# [WORK ITEM]
The answer must be every line of the records below that contains the word "title".

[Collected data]

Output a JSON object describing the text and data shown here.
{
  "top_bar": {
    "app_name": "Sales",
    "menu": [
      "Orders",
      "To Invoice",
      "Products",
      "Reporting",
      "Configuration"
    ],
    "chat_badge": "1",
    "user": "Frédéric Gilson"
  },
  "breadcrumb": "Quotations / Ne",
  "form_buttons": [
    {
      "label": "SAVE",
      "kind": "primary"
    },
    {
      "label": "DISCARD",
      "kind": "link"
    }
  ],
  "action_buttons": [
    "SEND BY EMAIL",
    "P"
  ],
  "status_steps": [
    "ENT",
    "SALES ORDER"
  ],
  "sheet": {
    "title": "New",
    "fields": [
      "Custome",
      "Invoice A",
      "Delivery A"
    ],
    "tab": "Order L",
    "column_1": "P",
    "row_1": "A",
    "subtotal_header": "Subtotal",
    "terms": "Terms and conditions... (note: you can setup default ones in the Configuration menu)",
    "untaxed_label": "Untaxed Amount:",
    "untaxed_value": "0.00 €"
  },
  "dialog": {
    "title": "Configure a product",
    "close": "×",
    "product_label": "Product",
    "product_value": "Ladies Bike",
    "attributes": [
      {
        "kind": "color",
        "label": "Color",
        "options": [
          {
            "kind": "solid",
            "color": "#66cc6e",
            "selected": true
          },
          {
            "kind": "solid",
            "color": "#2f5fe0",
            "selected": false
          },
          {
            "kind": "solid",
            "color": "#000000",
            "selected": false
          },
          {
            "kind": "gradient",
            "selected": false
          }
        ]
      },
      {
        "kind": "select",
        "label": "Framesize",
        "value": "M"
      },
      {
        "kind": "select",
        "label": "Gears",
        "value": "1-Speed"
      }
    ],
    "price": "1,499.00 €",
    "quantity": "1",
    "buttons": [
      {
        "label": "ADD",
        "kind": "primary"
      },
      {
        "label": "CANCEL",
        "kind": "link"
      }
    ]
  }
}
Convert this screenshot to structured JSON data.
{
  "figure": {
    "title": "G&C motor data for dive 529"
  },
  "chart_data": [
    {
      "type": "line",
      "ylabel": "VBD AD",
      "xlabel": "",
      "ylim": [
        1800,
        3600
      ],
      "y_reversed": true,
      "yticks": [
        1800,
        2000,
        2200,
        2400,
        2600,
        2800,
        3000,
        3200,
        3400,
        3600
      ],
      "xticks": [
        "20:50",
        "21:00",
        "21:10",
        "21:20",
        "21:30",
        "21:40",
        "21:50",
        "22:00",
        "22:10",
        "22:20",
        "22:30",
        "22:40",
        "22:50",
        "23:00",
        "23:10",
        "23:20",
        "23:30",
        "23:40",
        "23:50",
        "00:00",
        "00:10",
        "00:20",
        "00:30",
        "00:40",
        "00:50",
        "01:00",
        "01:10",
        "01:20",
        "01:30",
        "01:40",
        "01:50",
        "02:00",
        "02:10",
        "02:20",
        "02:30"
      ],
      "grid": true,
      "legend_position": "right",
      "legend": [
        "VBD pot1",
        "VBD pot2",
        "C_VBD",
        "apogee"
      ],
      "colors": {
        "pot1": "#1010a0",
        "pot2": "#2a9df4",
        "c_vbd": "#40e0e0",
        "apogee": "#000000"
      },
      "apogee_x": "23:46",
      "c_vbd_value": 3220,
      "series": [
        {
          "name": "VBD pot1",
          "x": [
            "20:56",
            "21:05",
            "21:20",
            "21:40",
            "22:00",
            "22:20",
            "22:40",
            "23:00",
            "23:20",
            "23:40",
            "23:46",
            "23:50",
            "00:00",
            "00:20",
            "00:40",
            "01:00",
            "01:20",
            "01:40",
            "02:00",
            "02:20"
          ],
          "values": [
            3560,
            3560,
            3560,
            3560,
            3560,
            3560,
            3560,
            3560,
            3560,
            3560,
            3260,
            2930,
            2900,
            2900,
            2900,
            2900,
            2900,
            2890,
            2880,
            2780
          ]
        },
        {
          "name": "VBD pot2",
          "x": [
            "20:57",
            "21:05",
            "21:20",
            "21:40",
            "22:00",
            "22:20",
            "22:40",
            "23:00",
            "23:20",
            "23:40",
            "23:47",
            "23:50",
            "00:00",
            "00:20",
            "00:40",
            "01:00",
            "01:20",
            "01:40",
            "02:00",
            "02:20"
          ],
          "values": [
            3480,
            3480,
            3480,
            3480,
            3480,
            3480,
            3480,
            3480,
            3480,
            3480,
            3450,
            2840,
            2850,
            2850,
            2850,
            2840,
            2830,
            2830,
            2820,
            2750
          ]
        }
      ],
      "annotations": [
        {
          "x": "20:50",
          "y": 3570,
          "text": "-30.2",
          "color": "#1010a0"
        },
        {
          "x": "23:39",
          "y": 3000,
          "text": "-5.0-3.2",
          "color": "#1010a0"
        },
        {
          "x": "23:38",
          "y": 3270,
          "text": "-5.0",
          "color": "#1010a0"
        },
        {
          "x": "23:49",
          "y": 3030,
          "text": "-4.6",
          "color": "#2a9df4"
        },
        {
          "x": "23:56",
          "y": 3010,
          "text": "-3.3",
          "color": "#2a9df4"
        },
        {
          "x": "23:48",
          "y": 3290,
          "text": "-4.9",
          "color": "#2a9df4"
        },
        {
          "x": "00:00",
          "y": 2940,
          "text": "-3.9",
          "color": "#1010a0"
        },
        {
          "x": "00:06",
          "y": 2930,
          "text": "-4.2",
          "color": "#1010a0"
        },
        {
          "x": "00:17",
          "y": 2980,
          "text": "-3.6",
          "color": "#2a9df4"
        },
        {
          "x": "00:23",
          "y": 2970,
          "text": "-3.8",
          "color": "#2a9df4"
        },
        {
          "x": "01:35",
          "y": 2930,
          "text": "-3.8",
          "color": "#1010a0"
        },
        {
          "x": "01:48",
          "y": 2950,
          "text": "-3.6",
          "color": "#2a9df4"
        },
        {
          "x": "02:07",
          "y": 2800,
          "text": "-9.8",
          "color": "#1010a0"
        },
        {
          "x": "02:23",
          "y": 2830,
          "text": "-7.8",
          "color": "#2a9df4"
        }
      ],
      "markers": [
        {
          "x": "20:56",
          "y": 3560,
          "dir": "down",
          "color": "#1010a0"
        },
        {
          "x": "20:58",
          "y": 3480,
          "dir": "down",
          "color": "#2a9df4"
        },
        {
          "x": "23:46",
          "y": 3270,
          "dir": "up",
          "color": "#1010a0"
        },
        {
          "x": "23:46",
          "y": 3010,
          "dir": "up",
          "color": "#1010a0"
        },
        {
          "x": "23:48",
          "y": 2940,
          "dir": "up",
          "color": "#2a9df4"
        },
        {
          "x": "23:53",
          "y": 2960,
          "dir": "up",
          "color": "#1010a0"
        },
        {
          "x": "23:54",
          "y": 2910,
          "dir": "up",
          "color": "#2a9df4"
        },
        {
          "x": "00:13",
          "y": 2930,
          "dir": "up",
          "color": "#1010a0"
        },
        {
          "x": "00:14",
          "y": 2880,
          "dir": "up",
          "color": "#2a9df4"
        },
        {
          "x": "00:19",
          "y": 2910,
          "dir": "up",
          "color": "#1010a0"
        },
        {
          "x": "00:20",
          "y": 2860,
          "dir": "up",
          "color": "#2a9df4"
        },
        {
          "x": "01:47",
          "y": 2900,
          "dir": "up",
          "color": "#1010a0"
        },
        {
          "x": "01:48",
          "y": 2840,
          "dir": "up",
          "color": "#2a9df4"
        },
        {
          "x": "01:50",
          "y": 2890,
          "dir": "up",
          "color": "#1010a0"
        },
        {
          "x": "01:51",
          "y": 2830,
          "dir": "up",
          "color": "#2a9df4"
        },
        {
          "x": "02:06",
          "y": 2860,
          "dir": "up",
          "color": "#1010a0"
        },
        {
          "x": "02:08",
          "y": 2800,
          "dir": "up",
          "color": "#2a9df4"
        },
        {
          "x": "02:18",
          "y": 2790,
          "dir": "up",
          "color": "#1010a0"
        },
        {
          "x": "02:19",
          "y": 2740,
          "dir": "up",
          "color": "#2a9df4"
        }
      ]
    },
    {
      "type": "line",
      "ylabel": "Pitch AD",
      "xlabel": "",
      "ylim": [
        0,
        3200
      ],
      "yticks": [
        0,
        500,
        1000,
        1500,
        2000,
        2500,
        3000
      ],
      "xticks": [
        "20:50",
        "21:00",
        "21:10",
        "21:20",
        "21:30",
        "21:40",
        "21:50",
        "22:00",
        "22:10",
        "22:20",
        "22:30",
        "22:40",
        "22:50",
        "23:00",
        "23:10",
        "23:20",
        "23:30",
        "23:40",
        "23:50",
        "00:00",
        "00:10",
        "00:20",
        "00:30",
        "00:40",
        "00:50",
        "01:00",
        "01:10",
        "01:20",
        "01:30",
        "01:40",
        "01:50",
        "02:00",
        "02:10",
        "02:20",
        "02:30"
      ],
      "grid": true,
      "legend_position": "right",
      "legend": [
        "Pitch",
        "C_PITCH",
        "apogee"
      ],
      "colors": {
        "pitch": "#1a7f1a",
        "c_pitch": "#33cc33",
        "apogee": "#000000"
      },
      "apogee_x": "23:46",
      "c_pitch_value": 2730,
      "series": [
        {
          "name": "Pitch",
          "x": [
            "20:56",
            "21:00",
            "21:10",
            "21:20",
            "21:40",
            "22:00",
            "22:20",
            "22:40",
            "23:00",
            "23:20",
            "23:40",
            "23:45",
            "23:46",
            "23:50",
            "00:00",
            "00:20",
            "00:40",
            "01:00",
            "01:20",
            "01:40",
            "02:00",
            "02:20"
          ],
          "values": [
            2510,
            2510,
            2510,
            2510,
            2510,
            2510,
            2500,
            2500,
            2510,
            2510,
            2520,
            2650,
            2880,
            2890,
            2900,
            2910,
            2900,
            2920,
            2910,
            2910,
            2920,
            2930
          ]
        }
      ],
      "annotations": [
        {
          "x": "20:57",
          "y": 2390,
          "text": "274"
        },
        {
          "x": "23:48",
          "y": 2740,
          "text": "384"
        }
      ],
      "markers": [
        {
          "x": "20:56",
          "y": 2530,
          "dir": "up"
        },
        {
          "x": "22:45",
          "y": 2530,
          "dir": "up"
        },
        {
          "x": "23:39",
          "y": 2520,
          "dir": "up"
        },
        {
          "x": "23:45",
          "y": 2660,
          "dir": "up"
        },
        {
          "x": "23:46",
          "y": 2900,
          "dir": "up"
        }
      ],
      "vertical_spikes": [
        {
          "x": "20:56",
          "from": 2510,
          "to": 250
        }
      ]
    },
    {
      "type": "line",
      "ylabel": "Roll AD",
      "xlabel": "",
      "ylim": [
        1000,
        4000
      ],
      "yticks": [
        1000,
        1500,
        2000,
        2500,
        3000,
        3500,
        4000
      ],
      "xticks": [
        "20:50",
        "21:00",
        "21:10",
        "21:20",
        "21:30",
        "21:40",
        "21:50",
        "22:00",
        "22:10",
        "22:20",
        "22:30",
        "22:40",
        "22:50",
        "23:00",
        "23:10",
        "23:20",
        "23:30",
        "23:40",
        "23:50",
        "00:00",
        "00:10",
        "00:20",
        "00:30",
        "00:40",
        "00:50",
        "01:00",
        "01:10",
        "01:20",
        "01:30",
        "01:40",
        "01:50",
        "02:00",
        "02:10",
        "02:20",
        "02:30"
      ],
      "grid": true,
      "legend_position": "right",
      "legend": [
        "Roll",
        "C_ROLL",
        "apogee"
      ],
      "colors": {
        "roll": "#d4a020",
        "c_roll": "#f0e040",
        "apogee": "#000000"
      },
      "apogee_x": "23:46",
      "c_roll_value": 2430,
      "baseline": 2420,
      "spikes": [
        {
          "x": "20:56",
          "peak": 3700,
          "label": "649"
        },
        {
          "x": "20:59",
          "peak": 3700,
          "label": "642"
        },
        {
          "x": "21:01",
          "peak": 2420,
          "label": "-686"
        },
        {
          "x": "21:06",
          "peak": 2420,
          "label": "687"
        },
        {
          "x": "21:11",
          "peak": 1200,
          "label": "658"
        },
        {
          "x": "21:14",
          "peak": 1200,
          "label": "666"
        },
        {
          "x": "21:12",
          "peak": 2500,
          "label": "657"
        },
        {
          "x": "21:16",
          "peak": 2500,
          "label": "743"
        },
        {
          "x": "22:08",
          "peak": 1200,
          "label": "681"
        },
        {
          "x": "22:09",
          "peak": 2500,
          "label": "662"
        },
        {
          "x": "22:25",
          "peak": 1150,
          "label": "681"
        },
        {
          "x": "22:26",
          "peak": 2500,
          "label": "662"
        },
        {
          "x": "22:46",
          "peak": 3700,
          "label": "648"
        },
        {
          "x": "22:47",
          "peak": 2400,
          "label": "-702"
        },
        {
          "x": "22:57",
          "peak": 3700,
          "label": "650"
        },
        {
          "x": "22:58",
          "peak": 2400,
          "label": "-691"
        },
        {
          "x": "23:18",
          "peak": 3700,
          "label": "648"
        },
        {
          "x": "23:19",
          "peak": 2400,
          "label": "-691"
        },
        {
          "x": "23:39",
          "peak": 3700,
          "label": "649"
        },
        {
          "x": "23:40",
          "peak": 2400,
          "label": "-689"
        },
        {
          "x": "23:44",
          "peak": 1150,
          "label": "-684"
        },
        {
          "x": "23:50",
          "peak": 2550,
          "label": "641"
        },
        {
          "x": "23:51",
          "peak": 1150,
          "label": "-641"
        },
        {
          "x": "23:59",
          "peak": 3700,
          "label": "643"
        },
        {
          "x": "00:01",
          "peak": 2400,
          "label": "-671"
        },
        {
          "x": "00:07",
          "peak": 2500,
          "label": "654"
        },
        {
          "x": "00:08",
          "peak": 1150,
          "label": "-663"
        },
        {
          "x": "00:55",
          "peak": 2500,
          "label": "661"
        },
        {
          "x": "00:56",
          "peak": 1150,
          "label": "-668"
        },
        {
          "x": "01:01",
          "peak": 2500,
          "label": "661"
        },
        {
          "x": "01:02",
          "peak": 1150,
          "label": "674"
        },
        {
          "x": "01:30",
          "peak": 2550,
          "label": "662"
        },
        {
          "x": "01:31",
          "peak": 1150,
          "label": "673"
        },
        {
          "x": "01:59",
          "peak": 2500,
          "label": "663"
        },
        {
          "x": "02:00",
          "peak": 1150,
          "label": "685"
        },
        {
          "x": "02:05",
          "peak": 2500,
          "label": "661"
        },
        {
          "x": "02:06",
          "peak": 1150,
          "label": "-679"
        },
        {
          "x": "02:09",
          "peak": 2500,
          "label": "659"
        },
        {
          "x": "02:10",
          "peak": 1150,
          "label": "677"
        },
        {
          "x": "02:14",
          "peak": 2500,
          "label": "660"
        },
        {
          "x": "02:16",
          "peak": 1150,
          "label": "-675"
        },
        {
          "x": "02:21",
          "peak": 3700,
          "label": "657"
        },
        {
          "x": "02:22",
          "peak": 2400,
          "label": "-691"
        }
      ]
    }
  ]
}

# [TASK RESPONSE]
    "title": "New",
    "title": "Configure a product",
    "title": "G&C motor data for dive 529"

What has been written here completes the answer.